In the central desert region of the Northern Territory lies Lajamanu, 870 kilometres south of Darwin.

A recent recruitment process saw multiple applications to this community and the station is now staffed by three police officers and an Aboriginal Liaison Officer.

Aboriginal Liaison Officer’s play a vital role as a conduit between police officer and the community.

They work in regional centres and on country, providing cultural guidance to police officers and assisting to improve relationships between police and the community.

The Lajamanu team continues to build on existing relationships to improve cultural competence and are known and trusted by all in the community.

Every quarter, Lajamanu police hold a campfire stew with community elders and emerging leaders.

Men’s nights and women’s nights are conducted separately. Police and volunteers prepare and serve the meals to community members and elders at the front of the station.

Police sit alongside community members and speak about the elders’ plans and aspirations for the community, and concerns and issues are raised.

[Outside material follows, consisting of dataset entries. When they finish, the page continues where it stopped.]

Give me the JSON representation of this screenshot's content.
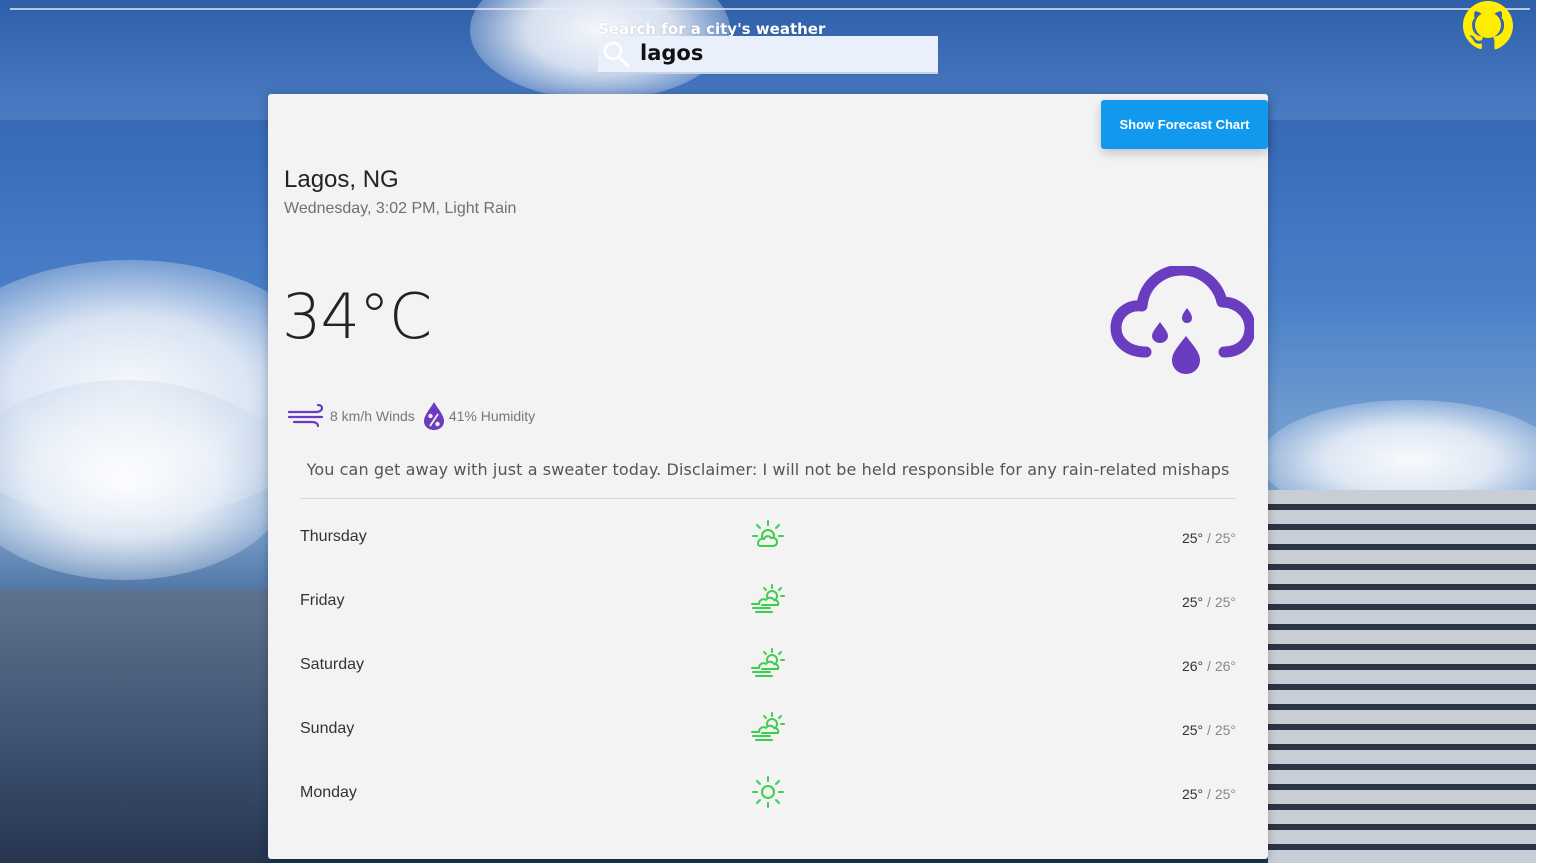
{
  "search": {
    "label": "Search for a city's weather",
    "value": "lagos",
    "placeholder": ""
  },
  "toolbar": {
    "forecast_button_label": "Show Forecast Chart"
  },
  "current": {
    "city": "Lagos, NG",
    "subtitle": "Wednesday, 3:02 PM, Light Rain",
    "temperature": "34°C",
    "condition_icon": "rain-cloud-icon",
    "wind_text": "8 km/h Winds",
    "humidity_text": "41% Humidity",
    "advice": "You can get away with just a sweater today. Disclaimer: I will not be held responsible for any rain-related mishaps"
  },
  "forecast": [
    {
      "day": "Thursday",
      "icon": "sun-cloud-icon",
      "high": "25°",
      "sep": " / ",
      "low": "25°"
    },
    {
      "day": "Friday",
      "icon": "windy-sun-cloud-icon",
      "high": "25°",
      "sep": " / ",
      "low": "25°"
    },
    {
      "day": "Saturday",
      "icon": "windy-sun-cloud-icon",
      "high": "26°",
      "sep": " / ",
      "low": "26°"
    },
    {
      "day": "Sunday",
      "icon": "windy-sun-cloud-icon",
      "high": "25°",
      "sep": " / ",
      "low": "25°"
    },
    {
      "day": "Monday",
      "icon": "sun-icon",
      "high": "25°",
      "sep": " / ",
      "low": "25°"
    }
  ],
  "colors": {
    "accent": "#1199ee",
    "weather_icon": "#6a3cc0",
    "forecast_icon": "#3ccf4e",
    "github_icon": "#ffee00"
  }
}
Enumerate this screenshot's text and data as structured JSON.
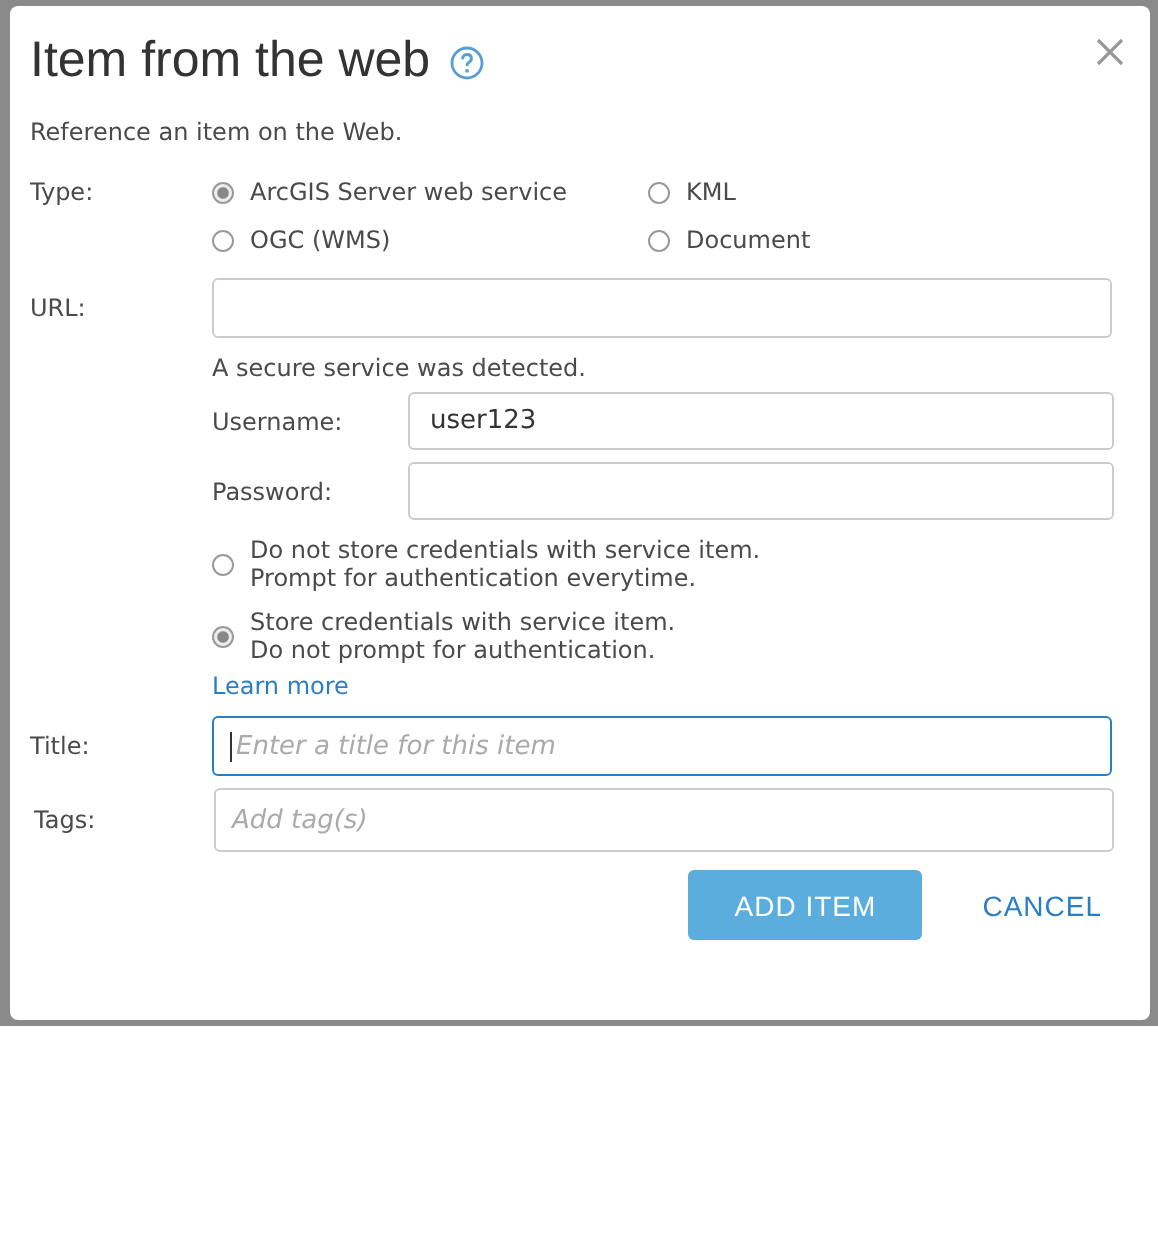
{
  "dialog": {
    "title": "Item from the web",
    "description": "Reference an item on the Web.",
    "type": {
      "label": "Type:",
      "options": [
        {
          "label": "ArcGIS Server web service",
          "selected": true
        },
        {
          "label": "KML",
          "selected": false
        },
        {
          "label": "OGC (WMS)",
          "selected": false
        },
        {
          "label": "Document",
          "selected": false
        }
      ]
    },
    "url": {
      "label": "URL:"
    },
    "secure_notice": "A secure service was detected.",
    "username": {
      "label": "Username:",
      "value": "user123"
    },
    "password": {
      "label": "Password:"
    },
    "credential_options": [
      {
        "lines": [
          "Do not store credentials with service item.",
          "Prompt for authentication everytime."
        ],
        "selected": false
      },
      {
        "lines": [
          "Store credentials with service item.",
          "Do not prompt for authentication."
        ],
        "selected": true
      }
    ],
    "learn_more": "Learn more",
    "title_field": {
      "label": "Title:",
      "placeholder": "Enter a title for this item",
      "focused": true
    },
    "tags_field": {
      "label": "Tags:",
      "placeholder": "Add tag(s)"
    },
    "buttons": [
      {
        "label": "ADD ITEM",
        "kind": "primary"
      },
      {
        "label": "CANCEL",
        "kind": "link"
      }
    ]
  }
}
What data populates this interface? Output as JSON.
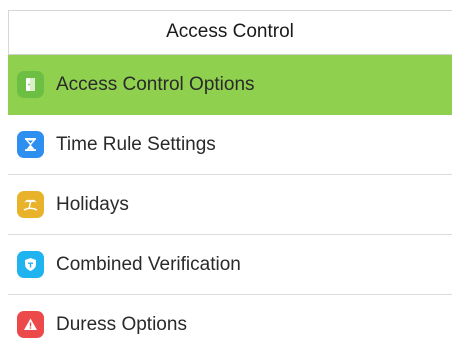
{
  "header": {
    "title": "Access Control"
  },
  "menu": {
    "items": [
      {
        "label": "Access Control Options",
        "icon": "door-icon",
        "icon_color": "#6cbf43",
        "selected": true
      },
      {
        "label": "Time Rule Settings",
        "icon": "hourglass-icon",
        "icon_color": "#2d8ff0",
        "selected": false
      },
      {
        "label": "Holidays",
        "icon": "beach-icon",
        "icon_color": "#e8b32a",
        "selected": false
      },
      {
        "label": "Combined Verification",
        "icon": "shield-icon",
        "icon_color": "#1fb4ef",
        "selected": false
      },
      {
        "label": "Duress Options",
        "icon": "warning-icon",
        "icon_color": "#ec4a4a",
        "selected": false
      }
    ]
  },
  "colors": {
    "selected_row": "#8fd14f",
    "divider": "#dcdcdc"
  }
}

The Lajamanu police also engage the youth of Lajamanu with monthly visits to the local school and encourage their active participation in sporting activities, through a multi-agency program involving with the Lajamanu School, WYDAC (Primary Youth Services Provider), Territory Families, the Arts Centre, AFL NT and Basketball NT.

Community policing isn’t just about engaging in local events, there’s plenty of frontline policing to be done too.

The Lajamanu police maintain ongoing traffic campaigns in coordination with Kalkarindji police and are responsible for seizing alcohol and drugs, as well as the detection of drunk and/or drug affected drivers and disqualified drivers.

Their great work in the community also saw a reduced incidence of domestic violence in Lajamanu during the Christmas 2021 holiday period.

In addition to frontline work, the Lajamanu team is front and centre at community meetings.

Police chair the Multi-Agency Community and Child Safety Team’s monthly meeting which identify at risk children to ensure additional planning, supervision and safety plans are implemented.

There are also daily Local Emergency Management Committee COVID meetings, monthly Community Safety meetings and quarterly Suicide Prevention meetings.

There’s no denying, our people in Lajamanu are well and truly immersing themselves in their community.

Are you looking for a challenging yet rewarding career? One where you can serve your community and become part of a bigger family?

The Northern Territory Police offers limitless opportunities to help shape the future of you and your family.

We offer attractive and unrivalled benefits, the opportunity for professional and personal growth as well as living in some of the country’s most beautiful locations.

Visit pfes.nt.gov.au/shapeyourfuture for more information.